  • Ayam Zaman, or “Old Days,” is an annual event that is usually held during the holy month
  • The event is sponsored by many companies such as STC, PEPSE, and Al-Faridah Hall

RIYADH: Parents always talk about the old days, and how “old is gold.” They start their conversations with the phrase “Back in the old
days …”

Today we get to live these old days in the Ayam Zaman’s event, held in Al-Faredah Hall in Riyadh from May 19-22.  The event started on the third day of Ramadan, and is one of the many events happening during the holy month.
Ayam Zaman is a place where the older generation can retrieve their memories and the younger generation can enjoy the customs and traditions in their original form but in a modern way.
Ayam Zaman, or “Old Days,” is an annual event that is usually held during the holy month, creating the old Ramadan atmosphere through the design of the place, the food, art exhibition and Ramadan products such as clothes, fragrance perfume and accessories.  It also holds the classic cinema for the first time in Saudi Arabia. It is a social development entertainment event that brings together heritage and modern innovations to support Saudi sm all enterprises through the booths represented there.

 

A young participant called Noura Alkhalel, a pharmacy student who is also an artist, told Arab News about her company “Adaptive Pieces” and how she and her sister came up with the concept to serve a younger audience. She said: “The idea of the company is to sell unique art pieces for everyone, especially the younger audience who cannot afford to buy art at their original prices.”  Asked how she ended up in Ayam Zaman, she said; “The Ayam Zaman event found us. No matter how many times Ayam Zaman do events, I’m pretty sure we will be part of it because it’s how we launched ourselves and we feel very grateful to it.”   
Ibrahim Al-Juwar, an architect at Clear Spectra, one of the “mindmakers” of this event, told Arab news: “The event’s idea is to tell the story of our lives today by bringing back our old culture and traditions, and that is how it is reflected through the designs of the booths and the outdoor settings.”
He said: “The event will be a great place for the family to chill and entertain themselves, watching live performances and allowing themselves to participate in Ramadan games.”
The event is sponsored by many companies such as STC, PEPSE, and Al-Faridah Hall. STC’s booth had a children’s arts section where they can express their artistic talents.
The concept of Garge’aan is strongly emphasized during the event with children roaming around the hall singing songs and collecting sweets and candy.
There is a separate zone for children to play in and have fun. The children’s zone includes bouncing castles, arcade games and entertainment shows.
Ibrahim said: “The kids’ zone is a little separated from the adults’ sections so that the parents can enjoy themselves.”  
The event is created by a Saudi group, who worked hard on designing and shaping the identity of the event to make it a reality. Many talented female designers also participated in the event.  Ibrahim told Arab News that there will be more events, especially during Eid and for the national day.
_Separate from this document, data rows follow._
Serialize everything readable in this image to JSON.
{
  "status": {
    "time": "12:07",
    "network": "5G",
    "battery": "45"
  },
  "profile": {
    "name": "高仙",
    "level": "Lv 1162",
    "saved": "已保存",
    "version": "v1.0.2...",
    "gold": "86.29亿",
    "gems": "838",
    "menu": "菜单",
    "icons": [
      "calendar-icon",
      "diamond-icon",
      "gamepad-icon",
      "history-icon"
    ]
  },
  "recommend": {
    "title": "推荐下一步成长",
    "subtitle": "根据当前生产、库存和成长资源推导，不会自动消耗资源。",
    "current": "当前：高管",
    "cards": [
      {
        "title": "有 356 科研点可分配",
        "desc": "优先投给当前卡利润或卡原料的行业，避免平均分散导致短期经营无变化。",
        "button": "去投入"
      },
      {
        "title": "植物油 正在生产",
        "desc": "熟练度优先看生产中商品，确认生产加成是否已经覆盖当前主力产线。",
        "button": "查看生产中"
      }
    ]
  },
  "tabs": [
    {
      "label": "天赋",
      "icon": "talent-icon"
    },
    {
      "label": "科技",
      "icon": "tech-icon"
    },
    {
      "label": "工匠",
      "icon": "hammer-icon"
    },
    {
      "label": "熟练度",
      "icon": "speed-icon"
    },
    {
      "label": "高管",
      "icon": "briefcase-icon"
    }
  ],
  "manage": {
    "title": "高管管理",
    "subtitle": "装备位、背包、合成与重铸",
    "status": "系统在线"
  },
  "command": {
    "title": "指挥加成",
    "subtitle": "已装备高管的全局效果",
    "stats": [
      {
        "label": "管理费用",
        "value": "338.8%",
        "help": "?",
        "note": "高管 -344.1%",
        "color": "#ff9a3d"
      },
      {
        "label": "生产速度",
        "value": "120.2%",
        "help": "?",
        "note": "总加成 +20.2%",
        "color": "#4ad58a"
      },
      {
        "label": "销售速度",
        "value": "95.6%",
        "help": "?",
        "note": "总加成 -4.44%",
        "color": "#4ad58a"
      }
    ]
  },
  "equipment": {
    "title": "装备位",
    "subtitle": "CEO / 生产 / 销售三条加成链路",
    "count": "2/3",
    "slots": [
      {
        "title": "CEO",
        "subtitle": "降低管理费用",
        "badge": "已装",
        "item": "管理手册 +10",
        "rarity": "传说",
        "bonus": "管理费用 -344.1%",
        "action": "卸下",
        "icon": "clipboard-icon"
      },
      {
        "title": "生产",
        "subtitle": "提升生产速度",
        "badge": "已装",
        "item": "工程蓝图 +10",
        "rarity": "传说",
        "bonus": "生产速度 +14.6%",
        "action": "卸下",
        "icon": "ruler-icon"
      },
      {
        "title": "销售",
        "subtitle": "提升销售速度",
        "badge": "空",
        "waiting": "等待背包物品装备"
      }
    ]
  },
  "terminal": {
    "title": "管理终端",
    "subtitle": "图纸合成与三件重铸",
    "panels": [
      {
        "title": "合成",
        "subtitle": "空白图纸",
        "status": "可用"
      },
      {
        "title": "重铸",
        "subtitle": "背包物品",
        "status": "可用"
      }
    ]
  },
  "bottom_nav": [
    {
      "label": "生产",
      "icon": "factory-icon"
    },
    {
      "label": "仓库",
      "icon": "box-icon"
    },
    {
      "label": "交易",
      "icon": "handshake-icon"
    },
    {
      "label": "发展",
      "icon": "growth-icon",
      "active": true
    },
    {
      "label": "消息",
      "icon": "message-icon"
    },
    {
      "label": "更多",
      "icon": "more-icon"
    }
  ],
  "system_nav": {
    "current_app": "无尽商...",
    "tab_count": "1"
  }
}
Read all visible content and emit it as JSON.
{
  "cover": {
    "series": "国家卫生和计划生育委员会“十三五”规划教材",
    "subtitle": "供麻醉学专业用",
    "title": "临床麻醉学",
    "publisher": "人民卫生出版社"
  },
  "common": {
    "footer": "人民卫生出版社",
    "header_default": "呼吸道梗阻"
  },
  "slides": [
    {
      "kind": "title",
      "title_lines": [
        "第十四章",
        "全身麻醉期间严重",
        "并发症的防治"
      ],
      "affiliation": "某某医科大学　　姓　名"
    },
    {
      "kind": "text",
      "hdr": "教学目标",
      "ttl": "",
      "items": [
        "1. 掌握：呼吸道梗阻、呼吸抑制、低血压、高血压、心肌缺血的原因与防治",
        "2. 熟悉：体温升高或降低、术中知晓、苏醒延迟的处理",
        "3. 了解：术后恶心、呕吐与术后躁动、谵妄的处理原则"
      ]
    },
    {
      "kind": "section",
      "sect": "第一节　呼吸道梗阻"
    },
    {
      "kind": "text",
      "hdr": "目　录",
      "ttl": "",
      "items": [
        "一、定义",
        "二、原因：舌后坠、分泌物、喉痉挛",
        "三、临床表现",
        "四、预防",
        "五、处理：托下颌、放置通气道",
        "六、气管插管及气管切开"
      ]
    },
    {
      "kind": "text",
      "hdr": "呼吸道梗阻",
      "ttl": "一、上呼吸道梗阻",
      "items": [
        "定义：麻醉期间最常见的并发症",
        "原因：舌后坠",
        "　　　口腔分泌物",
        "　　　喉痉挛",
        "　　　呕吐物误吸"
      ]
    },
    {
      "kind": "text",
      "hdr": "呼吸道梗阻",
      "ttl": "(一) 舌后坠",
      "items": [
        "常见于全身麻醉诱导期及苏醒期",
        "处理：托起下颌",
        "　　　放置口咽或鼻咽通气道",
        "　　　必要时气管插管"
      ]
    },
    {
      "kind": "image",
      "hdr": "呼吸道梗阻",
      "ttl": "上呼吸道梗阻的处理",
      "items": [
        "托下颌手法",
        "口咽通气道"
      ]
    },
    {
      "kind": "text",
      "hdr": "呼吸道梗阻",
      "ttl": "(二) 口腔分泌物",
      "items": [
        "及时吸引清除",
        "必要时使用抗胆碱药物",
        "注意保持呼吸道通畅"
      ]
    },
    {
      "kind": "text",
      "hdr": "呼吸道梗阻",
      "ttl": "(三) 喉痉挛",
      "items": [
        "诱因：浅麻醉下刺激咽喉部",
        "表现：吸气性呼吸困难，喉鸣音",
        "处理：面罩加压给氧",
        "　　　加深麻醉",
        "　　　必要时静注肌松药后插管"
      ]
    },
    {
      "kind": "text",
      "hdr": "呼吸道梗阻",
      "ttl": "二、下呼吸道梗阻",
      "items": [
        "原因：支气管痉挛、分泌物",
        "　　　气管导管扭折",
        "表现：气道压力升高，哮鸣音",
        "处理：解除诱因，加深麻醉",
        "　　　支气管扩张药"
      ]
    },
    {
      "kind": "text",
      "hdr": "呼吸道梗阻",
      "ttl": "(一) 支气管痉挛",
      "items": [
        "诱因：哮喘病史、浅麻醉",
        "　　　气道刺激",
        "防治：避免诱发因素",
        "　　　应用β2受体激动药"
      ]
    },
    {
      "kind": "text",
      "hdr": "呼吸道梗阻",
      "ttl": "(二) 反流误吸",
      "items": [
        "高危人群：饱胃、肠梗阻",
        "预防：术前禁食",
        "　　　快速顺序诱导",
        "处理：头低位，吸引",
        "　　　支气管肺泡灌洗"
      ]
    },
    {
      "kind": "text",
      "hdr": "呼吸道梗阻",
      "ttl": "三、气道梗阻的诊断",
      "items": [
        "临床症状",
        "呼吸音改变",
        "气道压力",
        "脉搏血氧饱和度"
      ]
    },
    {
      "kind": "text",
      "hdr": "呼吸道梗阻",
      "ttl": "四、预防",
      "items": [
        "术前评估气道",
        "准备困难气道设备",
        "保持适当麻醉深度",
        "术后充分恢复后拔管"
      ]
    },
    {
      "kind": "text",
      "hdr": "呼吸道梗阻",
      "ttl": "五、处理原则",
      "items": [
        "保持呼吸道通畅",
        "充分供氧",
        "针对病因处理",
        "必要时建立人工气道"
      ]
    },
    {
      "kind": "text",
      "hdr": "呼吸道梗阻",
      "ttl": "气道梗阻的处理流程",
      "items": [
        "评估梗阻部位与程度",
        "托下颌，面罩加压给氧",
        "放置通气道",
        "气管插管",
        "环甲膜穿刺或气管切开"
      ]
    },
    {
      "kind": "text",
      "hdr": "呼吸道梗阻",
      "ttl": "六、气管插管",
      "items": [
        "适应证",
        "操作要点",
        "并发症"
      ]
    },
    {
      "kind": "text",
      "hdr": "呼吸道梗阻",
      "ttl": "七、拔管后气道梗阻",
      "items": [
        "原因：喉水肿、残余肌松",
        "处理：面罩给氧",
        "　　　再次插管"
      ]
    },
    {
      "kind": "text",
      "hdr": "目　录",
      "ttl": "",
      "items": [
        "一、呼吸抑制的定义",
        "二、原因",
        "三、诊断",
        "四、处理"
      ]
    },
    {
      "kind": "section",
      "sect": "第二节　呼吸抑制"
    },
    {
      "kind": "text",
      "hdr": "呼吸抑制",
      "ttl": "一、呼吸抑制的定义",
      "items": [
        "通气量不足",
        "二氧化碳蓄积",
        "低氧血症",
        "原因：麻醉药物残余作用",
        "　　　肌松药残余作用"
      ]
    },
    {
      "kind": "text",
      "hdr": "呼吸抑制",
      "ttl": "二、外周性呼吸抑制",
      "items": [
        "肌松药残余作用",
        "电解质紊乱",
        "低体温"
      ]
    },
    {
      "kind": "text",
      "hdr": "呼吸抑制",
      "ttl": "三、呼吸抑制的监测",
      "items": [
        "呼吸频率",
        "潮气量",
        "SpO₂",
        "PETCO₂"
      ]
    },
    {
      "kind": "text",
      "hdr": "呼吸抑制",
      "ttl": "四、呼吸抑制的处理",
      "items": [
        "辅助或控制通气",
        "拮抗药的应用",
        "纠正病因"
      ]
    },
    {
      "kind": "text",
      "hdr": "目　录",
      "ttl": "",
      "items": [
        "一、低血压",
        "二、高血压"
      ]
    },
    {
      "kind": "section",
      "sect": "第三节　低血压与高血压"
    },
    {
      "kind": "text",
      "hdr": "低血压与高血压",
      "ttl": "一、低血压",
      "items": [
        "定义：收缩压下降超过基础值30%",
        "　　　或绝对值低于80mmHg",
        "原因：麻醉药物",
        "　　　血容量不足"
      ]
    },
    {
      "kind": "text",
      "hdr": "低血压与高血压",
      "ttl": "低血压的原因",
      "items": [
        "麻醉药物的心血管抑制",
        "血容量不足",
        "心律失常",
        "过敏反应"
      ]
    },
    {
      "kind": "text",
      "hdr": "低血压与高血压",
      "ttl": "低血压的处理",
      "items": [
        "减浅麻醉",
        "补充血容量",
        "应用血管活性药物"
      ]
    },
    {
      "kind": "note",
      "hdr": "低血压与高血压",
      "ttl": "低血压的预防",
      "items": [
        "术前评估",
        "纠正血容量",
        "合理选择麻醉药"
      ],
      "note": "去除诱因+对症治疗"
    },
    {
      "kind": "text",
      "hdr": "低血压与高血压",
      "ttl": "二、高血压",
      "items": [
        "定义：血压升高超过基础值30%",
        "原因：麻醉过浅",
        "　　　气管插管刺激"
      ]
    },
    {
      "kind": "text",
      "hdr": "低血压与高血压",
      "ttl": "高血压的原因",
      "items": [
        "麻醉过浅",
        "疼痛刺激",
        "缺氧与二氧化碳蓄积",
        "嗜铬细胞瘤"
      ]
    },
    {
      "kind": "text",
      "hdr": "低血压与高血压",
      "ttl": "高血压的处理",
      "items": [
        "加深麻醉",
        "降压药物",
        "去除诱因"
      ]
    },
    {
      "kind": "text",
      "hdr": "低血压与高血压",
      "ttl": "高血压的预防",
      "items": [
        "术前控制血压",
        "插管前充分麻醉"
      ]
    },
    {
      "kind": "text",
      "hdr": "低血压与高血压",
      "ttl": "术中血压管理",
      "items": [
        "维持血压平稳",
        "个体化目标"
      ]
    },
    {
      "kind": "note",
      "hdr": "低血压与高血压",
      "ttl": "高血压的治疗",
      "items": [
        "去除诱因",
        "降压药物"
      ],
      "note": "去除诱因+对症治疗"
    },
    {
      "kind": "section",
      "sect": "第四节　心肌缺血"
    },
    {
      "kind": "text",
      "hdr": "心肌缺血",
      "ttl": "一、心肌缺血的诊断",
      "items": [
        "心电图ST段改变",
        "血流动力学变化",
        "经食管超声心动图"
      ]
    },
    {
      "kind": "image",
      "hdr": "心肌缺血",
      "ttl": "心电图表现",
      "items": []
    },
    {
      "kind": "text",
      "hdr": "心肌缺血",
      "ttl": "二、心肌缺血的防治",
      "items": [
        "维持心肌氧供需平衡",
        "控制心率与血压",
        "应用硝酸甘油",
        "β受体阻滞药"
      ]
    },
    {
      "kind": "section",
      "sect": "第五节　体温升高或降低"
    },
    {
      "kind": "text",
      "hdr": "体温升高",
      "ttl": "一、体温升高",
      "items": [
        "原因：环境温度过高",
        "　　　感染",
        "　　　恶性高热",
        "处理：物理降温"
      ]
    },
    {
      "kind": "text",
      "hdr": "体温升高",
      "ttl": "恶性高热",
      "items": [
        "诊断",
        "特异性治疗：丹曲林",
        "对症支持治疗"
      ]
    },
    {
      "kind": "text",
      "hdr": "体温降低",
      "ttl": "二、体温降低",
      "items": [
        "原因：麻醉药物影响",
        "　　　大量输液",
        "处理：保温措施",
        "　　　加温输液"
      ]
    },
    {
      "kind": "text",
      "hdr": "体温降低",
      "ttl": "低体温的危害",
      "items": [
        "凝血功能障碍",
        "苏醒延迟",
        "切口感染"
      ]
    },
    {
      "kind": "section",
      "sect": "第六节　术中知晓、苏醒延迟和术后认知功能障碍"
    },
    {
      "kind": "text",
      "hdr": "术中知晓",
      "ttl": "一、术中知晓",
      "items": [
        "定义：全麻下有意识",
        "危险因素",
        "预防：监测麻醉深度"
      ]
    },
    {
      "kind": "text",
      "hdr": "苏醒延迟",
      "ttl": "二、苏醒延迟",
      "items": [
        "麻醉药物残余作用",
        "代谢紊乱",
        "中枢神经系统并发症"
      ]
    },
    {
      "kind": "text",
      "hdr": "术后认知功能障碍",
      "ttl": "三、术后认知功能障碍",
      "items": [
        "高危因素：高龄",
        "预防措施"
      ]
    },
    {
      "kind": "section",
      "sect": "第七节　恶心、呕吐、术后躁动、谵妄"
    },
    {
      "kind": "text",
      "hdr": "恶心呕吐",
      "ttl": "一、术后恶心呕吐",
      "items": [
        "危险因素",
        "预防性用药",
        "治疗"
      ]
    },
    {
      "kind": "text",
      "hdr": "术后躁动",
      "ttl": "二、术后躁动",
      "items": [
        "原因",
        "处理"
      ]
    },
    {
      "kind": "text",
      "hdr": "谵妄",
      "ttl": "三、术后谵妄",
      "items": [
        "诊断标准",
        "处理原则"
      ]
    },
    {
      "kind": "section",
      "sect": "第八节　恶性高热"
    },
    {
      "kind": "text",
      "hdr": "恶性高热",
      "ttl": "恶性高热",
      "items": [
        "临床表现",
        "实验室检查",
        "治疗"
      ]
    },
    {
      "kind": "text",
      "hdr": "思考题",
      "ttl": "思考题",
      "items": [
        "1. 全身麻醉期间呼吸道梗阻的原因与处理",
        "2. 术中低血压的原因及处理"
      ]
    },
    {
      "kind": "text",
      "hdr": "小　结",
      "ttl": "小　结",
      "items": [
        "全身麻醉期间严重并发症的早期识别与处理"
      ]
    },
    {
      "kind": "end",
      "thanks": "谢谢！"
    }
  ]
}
FACTOID

The event is created by a Saudi group, who worked hard on designing and shaping the identity of the event to make it a reality.